*** DATA FOR PROCESSING Section Begins ***

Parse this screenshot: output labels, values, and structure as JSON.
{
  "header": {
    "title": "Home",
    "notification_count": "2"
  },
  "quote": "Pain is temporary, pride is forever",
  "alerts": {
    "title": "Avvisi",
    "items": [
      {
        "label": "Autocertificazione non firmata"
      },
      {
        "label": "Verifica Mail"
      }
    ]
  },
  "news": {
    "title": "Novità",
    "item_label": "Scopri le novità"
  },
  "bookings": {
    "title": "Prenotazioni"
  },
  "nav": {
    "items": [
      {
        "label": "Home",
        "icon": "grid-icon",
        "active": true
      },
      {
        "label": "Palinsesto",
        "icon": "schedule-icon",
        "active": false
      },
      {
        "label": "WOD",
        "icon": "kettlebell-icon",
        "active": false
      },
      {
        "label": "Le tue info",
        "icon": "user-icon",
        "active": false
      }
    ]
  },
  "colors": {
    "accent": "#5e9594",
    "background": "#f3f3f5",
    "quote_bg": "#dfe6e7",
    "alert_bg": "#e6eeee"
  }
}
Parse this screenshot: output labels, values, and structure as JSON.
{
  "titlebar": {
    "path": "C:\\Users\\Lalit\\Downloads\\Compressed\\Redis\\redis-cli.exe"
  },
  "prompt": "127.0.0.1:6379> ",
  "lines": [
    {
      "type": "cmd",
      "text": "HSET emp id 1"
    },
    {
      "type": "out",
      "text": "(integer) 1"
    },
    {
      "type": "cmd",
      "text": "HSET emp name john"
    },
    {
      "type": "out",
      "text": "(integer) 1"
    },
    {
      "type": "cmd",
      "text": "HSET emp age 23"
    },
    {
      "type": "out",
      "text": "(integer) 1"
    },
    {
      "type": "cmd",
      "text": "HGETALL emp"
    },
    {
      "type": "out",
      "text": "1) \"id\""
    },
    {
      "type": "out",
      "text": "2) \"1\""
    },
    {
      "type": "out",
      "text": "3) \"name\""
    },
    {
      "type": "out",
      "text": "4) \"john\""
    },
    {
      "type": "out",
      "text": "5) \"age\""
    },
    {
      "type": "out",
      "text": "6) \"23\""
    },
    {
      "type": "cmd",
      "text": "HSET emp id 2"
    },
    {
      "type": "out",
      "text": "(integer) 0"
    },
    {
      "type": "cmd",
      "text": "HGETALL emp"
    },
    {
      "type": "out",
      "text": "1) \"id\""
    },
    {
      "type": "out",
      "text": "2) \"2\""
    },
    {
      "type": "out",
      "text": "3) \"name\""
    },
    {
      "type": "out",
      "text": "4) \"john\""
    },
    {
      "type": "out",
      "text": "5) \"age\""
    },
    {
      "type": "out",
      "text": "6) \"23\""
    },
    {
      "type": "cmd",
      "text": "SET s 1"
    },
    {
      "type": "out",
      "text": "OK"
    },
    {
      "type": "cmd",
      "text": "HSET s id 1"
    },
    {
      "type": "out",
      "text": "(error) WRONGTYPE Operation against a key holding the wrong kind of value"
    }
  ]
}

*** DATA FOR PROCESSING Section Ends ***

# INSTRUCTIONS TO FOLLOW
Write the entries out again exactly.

# ANSWER FOR THE TASK
Parse this screenshot: output labels, values, and structure as JSON.
{
  "header": {
    "title": "Home",
    "notification_count": "2"
  },
  "quote": "Pain is temporary, pride is forever",
  "alerts": {
    "title": "Avvisi",
    "items": [
      {
        "label": "Autocertificazione non firmata"
      },
      {
        "label": "Verifica Mail"
      }
    ]
  },
  "news": {
    "title": "Novità",
    "item_label": "Scopri le novità"
  },
  "bookings": {
    "title": "Prenotazioni"
  },
  "nav": {
    "items": [
      {
        "label": "Home",
        "icon": "grid-icon",
        "active": true
      },
      {
        "label": "Palinsesto",
        "icon": "schedule-icon",
        "active": false
      },
      {
        "label": "WOD",
        "icon": "kettlebell-icon",
        "active": false
      },
      {
        "label": "Le tue info",
        "icon": "user-icon",
        "active": false
      }
    ]
  },
  "colors": {
    "accent": "#5e9594",
    "background": "#f3f3f5",
    "quote_bg": "#dfe6e7",
    "alert_bg": "#e6eeee"
  }
}
Parse this screenshot: output labels, values, and structure as JSON.
{
  "titlebar": {
    "path": "C:\\Users\\Lalit\\Downloads\\Compressed\\Redis\\redis-cli.exe"
  },
  "prompt": "127.0.0.1:6379> ",
  "lines": [
    {
      "type": "cmd",
      "text": "HSET emp id 1"
    },
    {
      "type": "out",
      "text": "(integer) 1"
    },
    {
      "type": "cmd",
      "text": "HSET emp name john"
    },
    {
      "type": "out",
      "text": "(integer) 1"
    },
    {
      "type": "cmd",
      "text": "HSET emp age 23"
    },
    {
      "type": "out",
      "text": "(integer) 1"
    },
    {
      "type": "cmd",
      "text": "HGETALL emp"
    },
    {
      "type": "out",
      "text": "1) \"id\""
    },
    {
      "type": "out",
      "text": "2) \"1\""
    },
    {
      "type": "out",
      "text": "3) \"name\""
    },
    {
      "type": "out",
      "text": "4) \"john\""
    },
    {
      "type": "out",
      "text": "5) \"age\""
    },
    {
      "type": "out",
      "text": "6) \"23\""
    },
    {
      "type": "cmd",
      "text": "HSET emp id 2"
    },
    {
      "type": "out",
      "text": "(integer) 0"
    },
    {
      "type": "cmd",
      "text": "HGETALL emp"
    },
    {
      "type": "out",
      "text": "1) \"id\""
    },
    {
      "type": "out",
      "text": "2) \"2\""
    },
    {
      "type": "out",
      "text": "3) \"name\""
    },
    {
      "type": "out",
      "text": "4) \"john\""
    },
    {
      "type": "out",
      "text": "5) \"age\""
    },
    {
      "type": "out",
      "text": "6) \"23\""
    },
    {
      "type": "cmd",
      "text": "SET s 1"
    },
    {
      "type": "out",
      "text": "OK"
    },
    {
      "type": "cmd",
      "text": "HSET s id 1"
    },
    {
      "type": "out",
      "text": "(error) WRONGTYPE Operation against a key holding the wrong kind of value"
    }
  ]
}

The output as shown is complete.